* **DATA EXCERPTS**
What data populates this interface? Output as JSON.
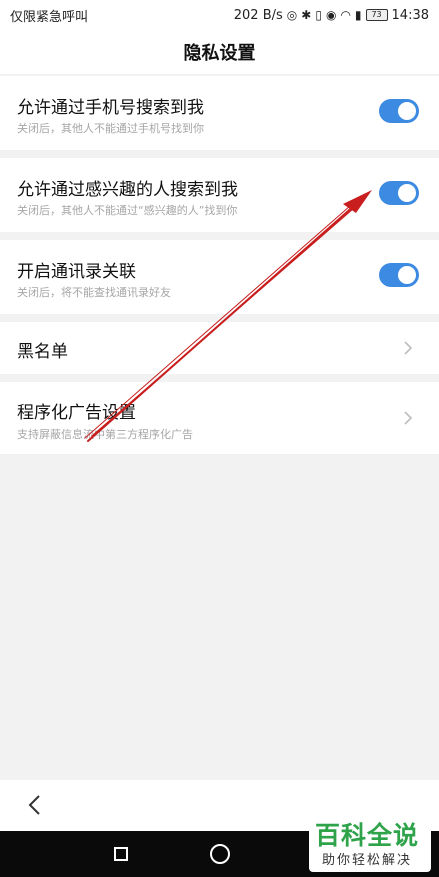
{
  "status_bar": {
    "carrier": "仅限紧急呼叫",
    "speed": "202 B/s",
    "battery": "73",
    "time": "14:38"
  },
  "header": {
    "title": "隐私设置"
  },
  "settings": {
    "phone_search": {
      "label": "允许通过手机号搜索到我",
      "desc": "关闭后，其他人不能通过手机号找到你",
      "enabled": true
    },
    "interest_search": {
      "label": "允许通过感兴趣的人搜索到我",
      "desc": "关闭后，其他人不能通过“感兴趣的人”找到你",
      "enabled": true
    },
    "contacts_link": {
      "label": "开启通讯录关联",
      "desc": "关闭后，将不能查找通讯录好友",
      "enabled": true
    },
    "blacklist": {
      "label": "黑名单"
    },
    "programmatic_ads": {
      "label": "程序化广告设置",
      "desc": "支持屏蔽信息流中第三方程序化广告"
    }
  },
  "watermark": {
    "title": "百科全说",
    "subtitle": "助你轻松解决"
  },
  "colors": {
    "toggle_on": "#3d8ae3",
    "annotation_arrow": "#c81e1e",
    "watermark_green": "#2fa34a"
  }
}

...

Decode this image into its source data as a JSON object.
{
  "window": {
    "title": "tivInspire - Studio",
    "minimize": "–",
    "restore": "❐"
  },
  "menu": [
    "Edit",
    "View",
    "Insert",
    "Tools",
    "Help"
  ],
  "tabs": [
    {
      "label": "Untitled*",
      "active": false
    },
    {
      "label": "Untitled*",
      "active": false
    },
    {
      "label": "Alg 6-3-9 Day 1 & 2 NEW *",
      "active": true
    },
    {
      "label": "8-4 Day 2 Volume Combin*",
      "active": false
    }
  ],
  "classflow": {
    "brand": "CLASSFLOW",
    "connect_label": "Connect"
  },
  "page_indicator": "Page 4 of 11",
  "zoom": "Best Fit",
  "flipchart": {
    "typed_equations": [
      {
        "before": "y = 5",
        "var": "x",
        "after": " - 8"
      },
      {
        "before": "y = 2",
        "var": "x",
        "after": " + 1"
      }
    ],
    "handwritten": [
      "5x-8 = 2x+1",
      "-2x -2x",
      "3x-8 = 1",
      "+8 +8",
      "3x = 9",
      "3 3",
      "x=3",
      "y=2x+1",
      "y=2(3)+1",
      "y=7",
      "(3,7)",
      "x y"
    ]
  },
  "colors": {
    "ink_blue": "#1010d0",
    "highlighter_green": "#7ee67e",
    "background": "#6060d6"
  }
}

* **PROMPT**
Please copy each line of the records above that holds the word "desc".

* **SOLUTION TO THIS PROBLEM**
      "desc": "关闭后，其他人不能通过手机号找到你",
      "desc": "关闭后，其他人不能通过“感兴趣的人”找到你",
      "desc": "关闭后，将不能查找通讯录好友",
      "desc": "支持屏蔽信息流中第三方程序化广告"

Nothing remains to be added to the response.